The new announcement explicitly speaks of tracking immigrants' Twitter, Instagram and Facebook accounts — although specific search engines aren't mentioned (the phrase "search results" is used three times), leaving it unclear which search engines the DHS will target, and how it intends to obtain the results.
1/2 Acting @DHSgov Secretary Duke will testify this morning before the Senate Homeland Security and Governmental Affairs Committee.— David Lapan (@SpoxDHS) September 27, 2017
Sec. Duke: We are seeing a surge in terrorist activity because the fundamentals of terrorism have changed.— Homeland Security (@DHSgov) September 27, 2017
In all, the new policy expands DHS powers of collection in 12 areas, but the sections dealing with the digital surge are likely to be the most alarming for privacy campaigners, given it grants the DHS blanket license to delve into the digital lives of immigrants in the US — and anyone who interacts with them.
Pretty sure they already do this for all Americans— RogueProgrammer (@RogueProgrammer) September 27, 2017
It is very sad that in the year 2017 the U.S. has come to this.— Jade Wu (@jadewu1776) September 26, 2017

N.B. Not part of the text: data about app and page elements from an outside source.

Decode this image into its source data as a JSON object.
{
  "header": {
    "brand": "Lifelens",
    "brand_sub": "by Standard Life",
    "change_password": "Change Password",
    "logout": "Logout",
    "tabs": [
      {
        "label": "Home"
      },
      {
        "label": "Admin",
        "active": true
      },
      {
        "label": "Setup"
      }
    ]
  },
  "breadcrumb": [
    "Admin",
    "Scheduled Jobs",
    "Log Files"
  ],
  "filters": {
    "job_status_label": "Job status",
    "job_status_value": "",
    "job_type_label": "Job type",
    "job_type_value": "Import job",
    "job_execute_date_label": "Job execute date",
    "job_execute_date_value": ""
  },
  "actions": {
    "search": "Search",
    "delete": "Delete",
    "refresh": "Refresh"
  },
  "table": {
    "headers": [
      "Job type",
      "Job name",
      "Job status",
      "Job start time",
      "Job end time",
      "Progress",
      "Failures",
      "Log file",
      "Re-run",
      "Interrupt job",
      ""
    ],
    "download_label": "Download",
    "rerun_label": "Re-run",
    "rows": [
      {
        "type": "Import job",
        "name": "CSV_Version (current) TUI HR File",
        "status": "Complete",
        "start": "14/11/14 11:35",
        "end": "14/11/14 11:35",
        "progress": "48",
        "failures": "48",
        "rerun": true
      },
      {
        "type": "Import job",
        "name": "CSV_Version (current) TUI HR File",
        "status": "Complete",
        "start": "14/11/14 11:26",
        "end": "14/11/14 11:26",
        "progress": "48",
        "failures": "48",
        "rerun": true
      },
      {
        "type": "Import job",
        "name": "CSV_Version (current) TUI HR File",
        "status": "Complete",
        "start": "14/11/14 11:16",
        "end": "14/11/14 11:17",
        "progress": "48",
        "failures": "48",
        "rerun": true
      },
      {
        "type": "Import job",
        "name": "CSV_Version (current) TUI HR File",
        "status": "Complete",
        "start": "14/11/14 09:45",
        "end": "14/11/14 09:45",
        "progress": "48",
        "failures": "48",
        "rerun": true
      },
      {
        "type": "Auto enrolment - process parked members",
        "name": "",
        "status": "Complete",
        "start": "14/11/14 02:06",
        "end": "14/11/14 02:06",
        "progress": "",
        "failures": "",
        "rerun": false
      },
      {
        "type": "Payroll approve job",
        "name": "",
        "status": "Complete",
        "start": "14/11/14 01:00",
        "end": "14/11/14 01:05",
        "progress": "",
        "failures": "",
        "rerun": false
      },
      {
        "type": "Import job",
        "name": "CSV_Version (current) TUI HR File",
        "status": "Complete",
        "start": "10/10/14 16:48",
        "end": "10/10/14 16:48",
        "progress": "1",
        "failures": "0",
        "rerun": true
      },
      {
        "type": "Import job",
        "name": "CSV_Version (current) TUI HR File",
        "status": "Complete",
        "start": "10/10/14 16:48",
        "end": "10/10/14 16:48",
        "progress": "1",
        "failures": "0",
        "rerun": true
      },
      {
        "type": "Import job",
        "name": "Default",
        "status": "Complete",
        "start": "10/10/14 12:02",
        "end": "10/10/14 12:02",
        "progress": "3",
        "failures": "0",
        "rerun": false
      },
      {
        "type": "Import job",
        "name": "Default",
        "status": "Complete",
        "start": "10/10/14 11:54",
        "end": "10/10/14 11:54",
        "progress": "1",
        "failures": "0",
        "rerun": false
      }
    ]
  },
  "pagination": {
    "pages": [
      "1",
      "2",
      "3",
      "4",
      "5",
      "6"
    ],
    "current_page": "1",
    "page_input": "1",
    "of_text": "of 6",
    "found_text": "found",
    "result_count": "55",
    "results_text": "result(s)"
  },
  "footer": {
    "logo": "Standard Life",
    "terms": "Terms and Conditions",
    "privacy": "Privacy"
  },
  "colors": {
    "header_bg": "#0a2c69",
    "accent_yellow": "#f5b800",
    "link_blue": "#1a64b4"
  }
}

"[The DHS is] expanding the categories of records to include; country of nationality; country of residence; the USCIS Online Account Number; social media handles, aliases, associated identifiable information, and search results; and Department of Justice (DOJ), Executive Office for Immigration Review and Board of Immigration Appeals proceedings information," the policy stated.
Moreover, the DHS will update record source categories to include publicly available information obtained from the internet, public records, public institutions, interviewees, commercial data providers, and information obtained and disclosed "pursuant to information sharing agreements."
"Information sharing agreements" aren't defined in the statement, but it could conceivably cover the types of surveillance agreements the US has with countries (such as "Five Eyes" agreement with the UK, Canada, Australia, and New Zealand), as well as the agreements the DHS has with companies such as Google, and internet service providers.
Collecting this kind of information would by definition have a significant impact on any individual that interacts with immigrants to the US, making all their conversations on social media subject to official surveillance.
Moreover, the sweeping powers seem disproportionate given that the monitoring of social media for national security purposes was seriously questioned by a February Office of Inspector General report, which found that DHS pilot programs that used social media to screen applicants for immigration benefits were ineffective.
During the trial, three separate programs screened refugees' social media accounts — each one concluded that the information that could be gleaned via accounts was not suitable for detecting potential national security threats, even for applicants who were found to pose a national security threat.
In essence, the report concluded it was difficult to use social media posts to determine what people intend to do in future, especially as methods of communication can vary from platform to platform — and it's possible a user's account could be taken over in jest by a friend, or hacked from the outside, and content posted without that user's consent.
However, the report acknowledged that monitoring social media was effective at determining individuals' ideological persuasion — opening up the prospect of would-be immigrants being "ideologically vetted" and applicants being accepted or turned down partially or wholly based on their political views.
The announcement comes mere days after it was revealed that the UK government was continuing its "hostile environment" policy toward undocumented migrants, including those from the European Union, by conducting regular checks on all current accounts to identify any individuals residing in the country illegally.
In response to the news, a spokesperson for the Joint Council for the Welfare of Immigrants called the move "quite scary," and said it amounted to "government intrusion into private affairs on a massive scale."
"The government are using a sledgehammer to crack a nut. They've got access to 70 million accounts to locate 6,000 people, who they should be able to find in any event," the spokesperson previously told Sputnik.